After a nice drink and some conversation on the hotel patio, our sextet headed over to the night's concert venue. (A short jaunt through an open gate and some shrubbery to the Palacio de Congresos e Exposicións de Galicia.) We had a bit of a wait outside before doors opened, where we noticed the only way into the theater seemed to be through the front door. Later we saw equipment being loaded out that way too. Strange.
The Palacio was enormous inside, and we visited the roomy bar for another beverage before the show began. (Foreshadowing San Sebastián?) The concert was fun, if a little odd in setting. Essentially, it was a huge lecture hall. Some of the seats had foldaway desks. Once again there was a notable difference between the main set with everyone sitting down, and the encores when everyone stood up and moved toward the stage. Both Kingpin and Side with the Seeds made their Spanish tour debuts, although Jeff seemed at a loss for a good, pandering replacement for Pekin during the former. "Livin' in Santiago de Compostela" must not have had the rhythm he was looking for. I'd put in a good word for I'll Fight earlier that afternoon, and was hoping it might pop up in the setlist. That didn't happen, but I still had hopes of hearing it before the tour was through.

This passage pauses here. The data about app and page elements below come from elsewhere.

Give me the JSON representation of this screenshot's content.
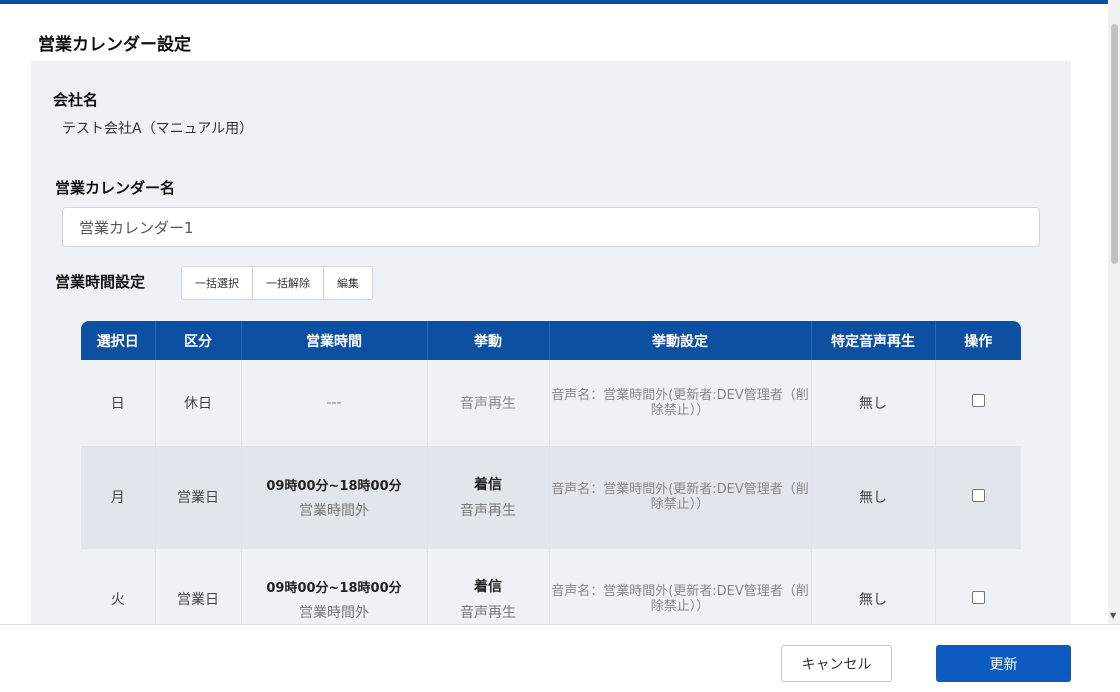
{
  "dialog": {
    "title": "営業カレンダー設定"
  },
  "company": {
    "label": "会社名",
    "value": "テスト会社A（マニュアル用）"
  },
  "calendar_name": {
    "label": "営業カレンダー名",
    "value": "営業カレンダー1"
  },
  "hours_settings": {
    "label": "営業時間設定",
    "buttons": [
      "一括選択",
      "一括解除",
      "編集"
    ]
  },
  "table": {
    "headers": [
      "選択日",
      "区分",
      "営業時間",
      "挙動",
      "挙動設定",
      "特定音声再生",
      "操作"
    ],
    "rows": [
      {
        "day": "日",
        "category": "休日",
        "hours": "---",
        "hours_sub": "",
        "behavior": "",
        "behavior_sub": "音声再生",
        "setting": "音声名：営業時間外(更新者:DEV管理者（削除禁止））",
        "specific_voice": "無し",
        "checked": false
      },
      {
        "day": "月",
        "category": "営業日",
        "hours": "09時00分~18時00分",
        "hours_sub": "営業時間外",
        "behavior": "着信",
        "behavior_sub": "音声再生",
        "setting": "音声名：営業時間外(更新者:DEV管理者（削除禁止））",
        "specific_voice": "無し",
        "checked": false
      },
      {
        "day": "火",
        "category": "営業日",
        "hours": "09時00分~18時00分",
        "hours_sub": "営業時間外",
        "behavior": "着信",
        "behavior_sub": "音声再生",
        "setting": "音声名：営業時間外(更新者:DEV管理者（削除禁止））",
        "specific_voice": "無し",
        "checked": false
      }
    ]
  },
  "footer": {
    "cancel_label": "キャンセル",
    "update_label": "更新"
  },
  "colors": {
    "brand": "#0d4fa0",
    "primary_button": "#0d5bc0",
    "panel_bg": "#eef2f7"
  }
}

After the show we just managed to sneak into the bar of a hotel across the road before closing, squeezing in a few bocadillos de jamón and beverages on the terrace before they turned the lights out. We said goodbye to Bea and Juan, but only for a day! We'd be seeing Dunja and Rob bright and early for the train to San Sebastián.